= What the task requires =
Note each line of the entries that includes "selected". Then copy those lines.

========

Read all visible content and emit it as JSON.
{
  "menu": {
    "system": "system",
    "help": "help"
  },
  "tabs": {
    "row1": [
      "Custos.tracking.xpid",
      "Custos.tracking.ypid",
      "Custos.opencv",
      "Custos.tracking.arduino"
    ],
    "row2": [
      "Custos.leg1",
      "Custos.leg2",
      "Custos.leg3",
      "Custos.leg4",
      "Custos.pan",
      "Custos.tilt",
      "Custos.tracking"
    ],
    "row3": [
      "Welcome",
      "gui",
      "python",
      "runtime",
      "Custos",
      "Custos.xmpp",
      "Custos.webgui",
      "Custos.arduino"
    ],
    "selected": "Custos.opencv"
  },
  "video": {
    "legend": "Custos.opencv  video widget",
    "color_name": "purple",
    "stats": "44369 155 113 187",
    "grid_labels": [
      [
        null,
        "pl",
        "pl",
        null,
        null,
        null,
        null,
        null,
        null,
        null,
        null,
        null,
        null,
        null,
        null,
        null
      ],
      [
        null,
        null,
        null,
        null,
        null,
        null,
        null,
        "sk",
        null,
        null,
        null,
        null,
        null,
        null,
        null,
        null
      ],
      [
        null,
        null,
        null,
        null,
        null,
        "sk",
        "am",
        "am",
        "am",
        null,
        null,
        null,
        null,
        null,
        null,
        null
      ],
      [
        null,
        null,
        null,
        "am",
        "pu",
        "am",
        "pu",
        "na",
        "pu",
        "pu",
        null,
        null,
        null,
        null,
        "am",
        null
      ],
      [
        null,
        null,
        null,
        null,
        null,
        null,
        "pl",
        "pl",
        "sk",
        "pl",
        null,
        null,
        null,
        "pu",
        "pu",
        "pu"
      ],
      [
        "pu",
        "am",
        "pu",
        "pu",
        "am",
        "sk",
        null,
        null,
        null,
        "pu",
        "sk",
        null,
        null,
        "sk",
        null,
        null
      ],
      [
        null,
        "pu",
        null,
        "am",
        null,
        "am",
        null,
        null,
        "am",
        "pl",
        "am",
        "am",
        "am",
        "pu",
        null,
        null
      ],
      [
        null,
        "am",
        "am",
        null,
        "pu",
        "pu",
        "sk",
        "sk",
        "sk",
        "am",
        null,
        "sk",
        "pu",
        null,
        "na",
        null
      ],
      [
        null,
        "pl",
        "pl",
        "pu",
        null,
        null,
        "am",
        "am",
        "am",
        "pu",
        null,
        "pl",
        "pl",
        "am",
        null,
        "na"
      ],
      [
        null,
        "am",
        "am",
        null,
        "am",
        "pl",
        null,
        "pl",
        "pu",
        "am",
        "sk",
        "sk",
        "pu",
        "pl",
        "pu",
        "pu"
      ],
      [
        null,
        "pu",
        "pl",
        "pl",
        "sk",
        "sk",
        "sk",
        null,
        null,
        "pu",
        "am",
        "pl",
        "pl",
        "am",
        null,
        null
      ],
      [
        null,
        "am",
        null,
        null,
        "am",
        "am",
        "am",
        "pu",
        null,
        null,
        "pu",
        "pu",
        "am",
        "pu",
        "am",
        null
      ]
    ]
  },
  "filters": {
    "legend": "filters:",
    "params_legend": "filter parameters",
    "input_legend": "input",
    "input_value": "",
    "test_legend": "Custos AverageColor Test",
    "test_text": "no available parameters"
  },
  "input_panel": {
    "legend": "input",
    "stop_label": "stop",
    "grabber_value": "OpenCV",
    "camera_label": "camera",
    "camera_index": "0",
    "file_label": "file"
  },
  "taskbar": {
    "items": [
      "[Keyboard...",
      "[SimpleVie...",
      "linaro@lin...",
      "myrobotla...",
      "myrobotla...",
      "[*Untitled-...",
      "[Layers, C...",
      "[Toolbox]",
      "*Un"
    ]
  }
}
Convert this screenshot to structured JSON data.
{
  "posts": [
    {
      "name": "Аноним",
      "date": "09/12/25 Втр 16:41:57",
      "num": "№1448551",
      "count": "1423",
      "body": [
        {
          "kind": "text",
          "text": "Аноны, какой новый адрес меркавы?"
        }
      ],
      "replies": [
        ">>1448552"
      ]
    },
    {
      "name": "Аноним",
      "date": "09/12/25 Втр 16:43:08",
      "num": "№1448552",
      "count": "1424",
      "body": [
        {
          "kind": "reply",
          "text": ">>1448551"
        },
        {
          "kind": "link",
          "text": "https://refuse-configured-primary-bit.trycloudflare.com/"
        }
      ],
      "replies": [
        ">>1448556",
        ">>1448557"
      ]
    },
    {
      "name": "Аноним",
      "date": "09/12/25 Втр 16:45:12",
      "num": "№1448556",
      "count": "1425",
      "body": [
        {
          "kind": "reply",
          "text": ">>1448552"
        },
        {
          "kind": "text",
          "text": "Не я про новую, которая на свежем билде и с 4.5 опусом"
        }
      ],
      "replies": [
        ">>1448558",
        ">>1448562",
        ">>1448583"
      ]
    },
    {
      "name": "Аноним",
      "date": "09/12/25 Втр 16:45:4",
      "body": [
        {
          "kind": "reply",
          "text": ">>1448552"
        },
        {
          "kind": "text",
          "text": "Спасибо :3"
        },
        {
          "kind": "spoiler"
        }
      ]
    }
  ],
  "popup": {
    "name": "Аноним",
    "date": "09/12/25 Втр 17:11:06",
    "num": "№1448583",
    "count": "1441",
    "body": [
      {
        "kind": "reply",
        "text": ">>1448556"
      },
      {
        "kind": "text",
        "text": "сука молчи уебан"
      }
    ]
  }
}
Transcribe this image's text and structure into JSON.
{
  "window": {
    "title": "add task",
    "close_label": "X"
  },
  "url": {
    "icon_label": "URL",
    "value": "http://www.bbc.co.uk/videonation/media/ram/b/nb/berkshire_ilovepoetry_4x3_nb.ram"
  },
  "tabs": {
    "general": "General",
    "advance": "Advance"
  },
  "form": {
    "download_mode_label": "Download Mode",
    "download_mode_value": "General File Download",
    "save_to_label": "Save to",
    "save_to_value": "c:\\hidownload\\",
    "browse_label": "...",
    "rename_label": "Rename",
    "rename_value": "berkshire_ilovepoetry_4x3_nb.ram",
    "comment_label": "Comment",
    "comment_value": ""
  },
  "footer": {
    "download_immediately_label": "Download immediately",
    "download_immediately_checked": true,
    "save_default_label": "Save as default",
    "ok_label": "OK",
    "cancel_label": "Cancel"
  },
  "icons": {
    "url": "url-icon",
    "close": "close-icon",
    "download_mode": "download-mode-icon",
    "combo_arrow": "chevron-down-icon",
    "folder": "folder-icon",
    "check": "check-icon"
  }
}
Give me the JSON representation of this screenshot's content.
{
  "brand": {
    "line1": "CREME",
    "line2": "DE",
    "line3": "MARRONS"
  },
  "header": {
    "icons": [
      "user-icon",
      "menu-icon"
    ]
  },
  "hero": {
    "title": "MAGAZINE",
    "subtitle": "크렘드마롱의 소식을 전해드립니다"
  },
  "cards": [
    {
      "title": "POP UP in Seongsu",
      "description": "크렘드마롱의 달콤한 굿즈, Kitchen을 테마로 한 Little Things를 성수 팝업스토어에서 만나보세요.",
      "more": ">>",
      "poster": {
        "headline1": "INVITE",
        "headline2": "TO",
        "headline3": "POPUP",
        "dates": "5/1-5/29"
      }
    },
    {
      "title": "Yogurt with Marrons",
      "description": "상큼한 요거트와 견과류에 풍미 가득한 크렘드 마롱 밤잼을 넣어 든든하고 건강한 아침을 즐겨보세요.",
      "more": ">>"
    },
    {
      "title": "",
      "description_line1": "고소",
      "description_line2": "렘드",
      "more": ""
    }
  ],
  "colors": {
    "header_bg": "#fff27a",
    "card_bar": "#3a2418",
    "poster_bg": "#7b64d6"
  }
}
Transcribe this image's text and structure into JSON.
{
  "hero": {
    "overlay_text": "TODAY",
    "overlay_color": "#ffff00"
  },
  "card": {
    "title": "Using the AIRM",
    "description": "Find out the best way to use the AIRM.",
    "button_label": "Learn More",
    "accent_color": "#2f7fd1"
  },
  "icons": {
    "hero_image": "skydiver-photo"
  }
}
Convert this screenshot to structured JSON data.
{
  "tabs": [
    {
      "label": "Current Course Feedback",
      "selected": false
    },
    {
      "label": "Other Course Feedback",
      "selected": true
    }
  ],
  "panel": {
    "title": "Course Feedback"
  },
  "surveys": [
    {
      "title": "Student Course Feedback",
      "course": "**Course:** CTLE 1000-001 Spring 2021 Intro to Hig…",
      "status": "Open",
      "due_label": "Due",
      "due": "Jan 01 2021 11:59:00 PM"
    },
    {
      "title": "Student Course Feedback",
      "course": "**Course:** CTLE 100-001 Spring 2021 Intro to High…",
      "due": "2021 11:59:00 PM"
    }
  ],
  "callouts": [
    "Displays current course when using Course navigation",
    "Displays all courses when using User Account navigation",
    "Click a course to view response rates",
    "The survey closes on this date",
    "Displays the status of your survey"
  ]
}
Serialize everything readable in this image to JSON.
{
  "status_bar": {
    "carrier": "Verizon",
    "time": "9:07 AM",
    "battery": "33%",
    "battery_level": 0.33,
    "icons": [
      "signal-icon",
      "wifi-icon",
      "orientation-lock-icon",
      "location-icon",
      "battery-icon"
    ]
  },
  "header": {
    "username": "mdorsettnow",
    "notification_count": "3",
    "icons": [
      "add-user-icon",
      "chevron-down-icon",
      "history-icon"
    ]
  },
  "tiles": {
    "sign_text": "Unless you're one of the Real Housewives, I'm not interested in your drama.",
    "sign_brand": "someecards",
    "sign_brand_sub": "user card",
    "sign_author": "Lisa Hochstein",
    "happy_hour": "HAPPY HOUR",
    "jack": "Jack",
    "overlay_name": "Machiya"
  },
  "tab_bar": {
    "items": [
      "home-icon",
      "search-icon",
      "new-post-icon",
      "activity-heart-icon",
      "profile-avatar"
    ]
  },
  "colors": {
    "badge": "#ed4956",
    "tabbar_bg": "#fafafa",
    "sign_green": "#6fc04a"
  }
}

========

= Solution to this problem =
    "selected": "Custos.opencv"
      "selected": false
      "selected": true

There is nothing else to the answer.